Pashinyan reiterated his intention not to alter Armenia’s current foreign policy course, including the country’s membership in Russia-led Eurasian Economic Union or keeping Russian military bases on Armenia’s territory. Pashinyan claims he’s not planning to alter Armenia’s current foreign policy course, including the country’s membership in Russia-led Eurasian Economic Union or keeping Russian military bases on Armenia’s territory.
[Read OC Media’s profile on Nikol Pashinyan: Fiery revolutionary or pragmatic politician: what to expect from Nikol Pashinyan]
A ‘Velvet Revolution’
Small protests loosely organised around the slogan ‘No to Serzh’ began in March. Since 13 April, tens of thousands have come out to the streets daily in what Pashinyan has called a ‘velvet revolution’. The protests were initially limited to opposing former president Serzh Sargsyan’s appointment as prime minister, but their demands later expanded to include a new government from outside the ruling Republican Party, and new elections to be held under a new electoral code.
OSCE observers noted that the previous parliamentary elections, in 2017, were ‘tainted by credible information about vote-buying, and pressure on civil servants and employees of private companies’.
Following constitutional changes passed in 2015, Armenia’s parliament, the National Assembly, is now in charge of electing the prime minister. With Armenia’s shift from a semi-presidential to a parliamentary system, the prime minister is the most powerful position in the country.

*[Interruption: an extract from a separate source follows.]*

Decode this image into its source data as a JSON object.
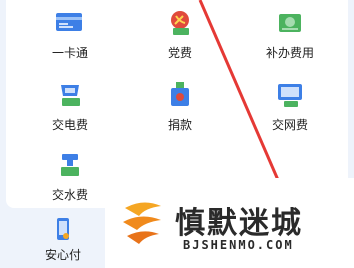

Having previously played down suggestions he would run again for political office, Sargsyan, having served the maximum 10 years as president, announced on 11 April that he would seek the position of prime minister. On 17 April, he was sworn in as PM by Armenia’s parliament, the National Assembly. He resigned on 23 April after 11 days of protests.